AIM OF THE TASK – What lines of the data below include the word "label"? Report them by copying each.
=== Section Start ===
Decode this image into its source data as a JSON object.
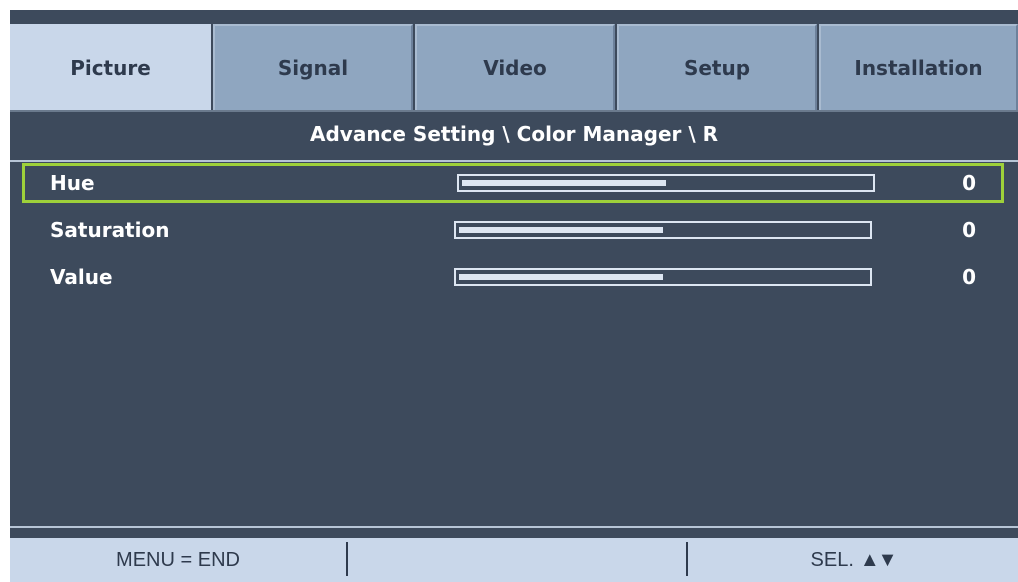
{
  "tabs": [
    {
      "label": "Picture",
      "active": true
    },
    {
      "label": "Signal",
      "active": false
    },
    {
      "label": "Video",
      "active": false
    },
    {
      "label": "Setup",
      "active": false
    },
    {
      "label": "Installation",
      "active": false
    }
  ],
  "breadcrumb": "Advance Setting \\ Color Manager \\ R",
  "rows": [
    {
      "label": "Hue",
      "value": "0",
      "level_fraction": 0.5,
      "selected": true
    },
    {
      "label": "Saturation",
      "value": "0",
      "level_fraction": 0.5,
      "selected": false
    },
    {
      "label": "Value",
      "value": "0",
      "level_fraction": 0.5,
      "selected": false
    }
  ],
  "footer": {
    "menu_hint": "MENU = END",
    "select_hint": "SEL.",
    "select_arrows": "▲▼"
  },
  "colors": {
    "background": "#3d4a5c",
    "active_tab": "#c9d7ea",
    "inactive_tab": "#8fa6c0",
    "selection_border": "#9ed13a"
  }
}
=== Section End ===
FINAL ANSWER –
      "label": "Picture",
      "label": "Signal",
      "label": "Video",
      "label": "Setup",
      "label": "Installation",
      "label": "Hue",
      "label": "Saturation",
      "label": "Value",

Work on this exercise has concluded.